• _ABOUT THIS TASK_: Pictures are to be omitted, and every entry below is to be restated exactly.

• _Data records for software interfaces_:
+++
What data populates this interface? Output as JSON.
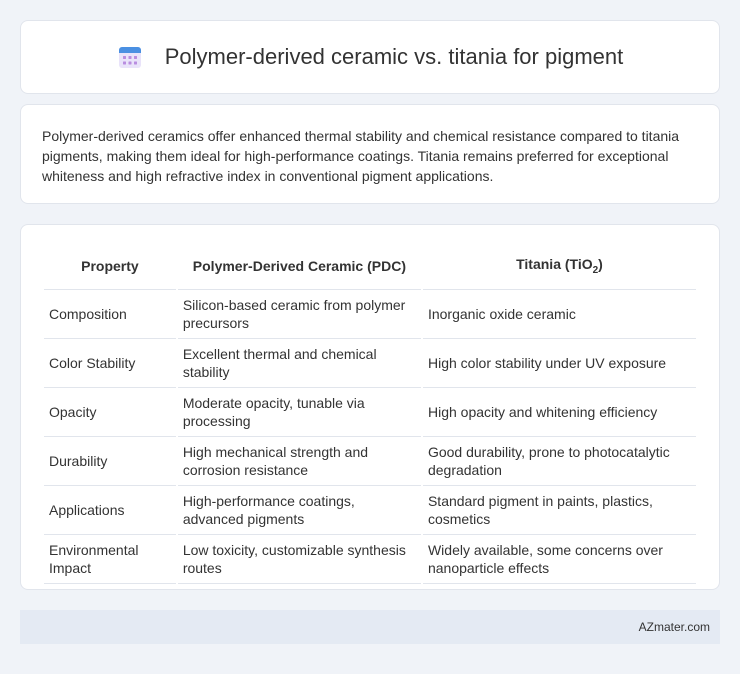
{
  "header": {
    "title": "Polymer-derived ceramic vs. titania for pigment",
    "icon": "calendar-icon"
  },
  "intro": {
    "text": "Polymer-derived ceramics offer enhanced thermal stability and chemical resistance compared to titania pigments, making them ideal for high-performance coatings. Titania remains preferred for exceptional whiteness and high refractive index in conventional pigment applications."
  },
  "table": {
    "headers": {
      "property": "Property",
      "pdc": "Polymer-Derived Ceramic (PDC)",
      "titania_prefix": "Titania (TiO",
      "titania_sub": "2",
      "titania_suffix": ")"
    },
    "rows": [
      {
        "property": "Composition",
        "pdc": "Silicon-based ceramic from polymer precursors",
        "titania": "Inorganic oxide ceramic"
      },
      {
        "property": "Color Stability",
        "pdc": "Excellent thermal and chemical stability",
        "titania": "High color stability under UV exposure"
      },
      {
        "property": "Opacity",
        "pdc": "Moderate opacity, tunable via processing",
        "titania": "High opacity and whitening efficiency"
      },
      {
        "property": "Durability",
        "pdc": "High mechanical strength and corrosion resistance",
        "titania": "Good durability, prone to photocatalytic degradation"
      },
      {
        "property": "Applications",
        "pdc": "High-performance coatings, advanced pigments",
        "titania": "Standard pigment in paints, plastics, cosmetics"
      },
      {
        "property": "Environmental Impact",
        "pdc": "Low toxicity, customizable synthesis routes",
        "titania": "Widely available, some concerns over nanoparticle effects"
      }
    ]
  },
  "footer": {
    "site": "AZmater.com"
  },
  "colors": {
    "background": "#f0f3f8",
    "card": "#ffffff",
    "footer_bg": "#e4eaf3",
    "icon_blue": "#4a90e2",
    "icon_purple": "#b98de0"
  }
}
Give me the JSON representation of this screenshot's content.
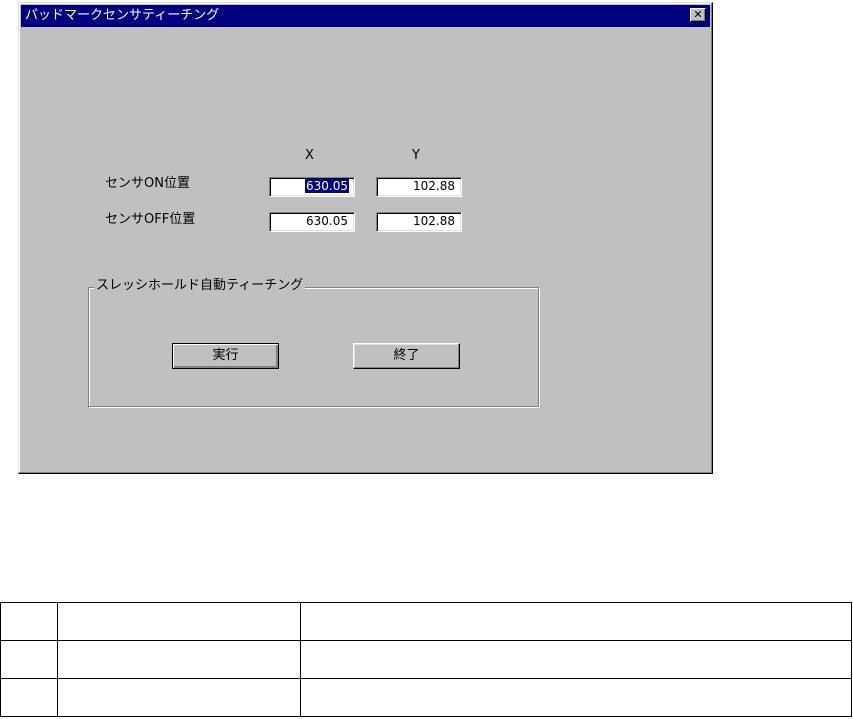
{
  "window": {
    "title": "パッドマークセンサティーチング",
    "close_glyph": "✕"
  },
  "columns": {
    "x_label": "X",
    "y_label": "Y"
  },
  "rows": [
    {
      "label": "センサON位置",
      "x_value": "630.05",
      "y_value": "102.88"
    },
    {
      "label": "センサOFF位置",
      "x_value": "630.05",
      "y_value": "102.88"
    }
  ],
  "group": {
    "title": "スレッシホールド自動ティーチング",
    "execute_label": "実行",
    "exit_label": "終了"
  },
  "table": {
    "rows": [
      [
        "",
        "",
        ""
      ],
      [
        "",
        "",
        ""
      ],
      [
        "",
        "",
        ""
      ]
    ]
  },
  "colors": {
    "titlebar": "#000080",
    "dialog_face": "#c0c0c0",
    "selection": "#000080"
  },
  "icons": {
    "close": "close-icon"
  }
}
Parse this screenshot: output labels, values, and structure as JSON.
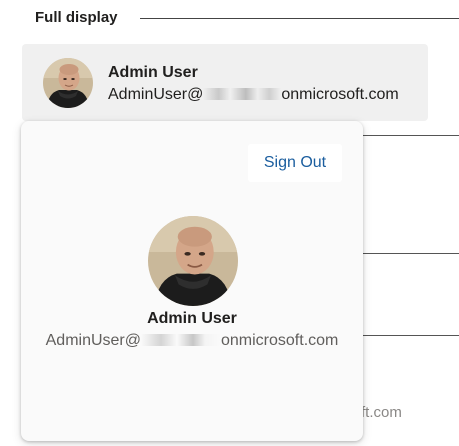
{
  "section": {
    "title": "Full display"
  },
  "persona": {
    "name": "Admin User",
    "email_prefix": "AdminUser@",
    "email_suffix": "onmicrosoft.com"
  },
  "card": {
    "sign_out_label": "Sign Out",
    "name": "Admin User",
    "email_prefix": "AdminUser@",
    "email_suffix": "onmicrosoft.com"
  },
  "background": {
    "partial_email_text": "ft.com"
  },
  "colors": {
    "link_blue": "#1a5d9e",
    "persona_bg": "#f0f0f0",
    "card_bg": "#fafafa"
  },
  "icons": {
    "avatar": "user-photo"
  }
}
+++
• _WRITTEN ANSWER_:
What data populates this interface? Output as JSON.
{
  "header": {
    "title": "Polymer-derived ceramic vs. titania for pigment",
    "icon": "calendar-icon"
  },
  "intro": {
    "text": "Polymer-derived ceramics offer enhanced thermal stability and chemical resistance compared to titania pigments, making them ideal for high-performance coatings. Titania remains preferred for exceptional whiteness and high refractive index in conventional pigment applications."
  },
  "table": {
    "headers": {
      "property": "Property",
      "pdc": "Polymer-Derived Ceramic (PDC)",
      "titania_prefix": "Titania (TiO",
      "titania_sub": "2",
      "titania_suffix": ")"
    },
    "rows": [
      {
        "property": "Composition",
        "pdc": "Silicon-based ceramic from polymer precursors",
        "titania": "Inorganic oxide ceramic"
      },
      {
        "property": "Color Stability",
        "pdc": "Excellent thermal and chemical stability",
        "titania": "High color stability under UV exposure"
      },
      {
        "property": "Opacity",
        "pdc": "Moderate opacity, tunable via processing",
        "titania": "High opacity and whitening efficiency"
      },
      {
        "property": "Durability",
        "pdc": "High mechanical strength and corrosion resistance",
        "titania": "Good durability, prone to photocatalytic degradation"
      },
      {
        "property": "Applications",
        "pdc": "High-performance coatings, advanced pigments",
        "titania": "Standard pigment in paints, plastics, cosmetics"
      },
      {
        "property": "Environmental Impact",
        "pdc": "Low toxicity, customizable synthesis routes",
        "titania": "Widely available, some concerns over nanoparticle effects"
      }
    ]
  },
  "footer": {
    "site": "AZmater.com"
  },
  "colors": {
    "background": "#f0f3f8",
    "card": "#ffffff",
    "footer_bg": "#e4eaf3",
    "icon_blue": "#4a90e2",
    "icon_purple": "#b98de0"
  }
}
Give me the JSON representation of this screenshot's content.
{
  "window": {
    "title": "パッドマークセンサティーチング",
    "close_glyph": "✕"
  },
  "columns": {
    "x_label": "X",
    "y_label": "Y"
  },
  "rows": [
    {
      "label": "センサON位置",
      "x_value": "630.05",
      "y_value": "102.88"
    },
    {
      "label": "センサOFF位置",
      "x_value": "630.05",
      "y_value": "102.88"
    }
  ],
  "group": {
    "title": "スレッシホールド自動ティーチング",
    "execute_label": "実行",
    "exit_label": "終了"
  },
  "table": {
    "rows": [
      [
        "",
        "",
        ""
      ],
      [
        "",
        "",
        ""
      ],
      [
        "",
        "",
        ""
      ]
    ]
  },
  "colors": {
    "titlebar": "#000080",
    "dialog_face": "#c0c0c0",
    "selection": "#000080"
  },
  "icons": {
    "close": "close-icon"
  }
}
Parse this screenshot: output labels, values, and structure as JSON.
{
  "section": {
    "title": "Full display"
  },
  "persona": {
    "name": "Admin User",
    "email_prefix": "AdminUser@",
    "email_suffix": "onmicrosoft.com"
  },
  "card": {
    "sign_out_label": "Sign Out",
    "name": "Admin User",
    "email_prefix": "AdminUser@",
    "email_suffix": "onmicrosoft.com"
  },
  "background": {
    "partial_email_text": "ft.com"
  },
  "colors": {
    "link_blue": "#1a5d9e",
    "persona_bg": "#f0f0f0",
    "card_bg": "#fafafa"
  },
  "icons": {
    "avatar": "user-photo"
  }
}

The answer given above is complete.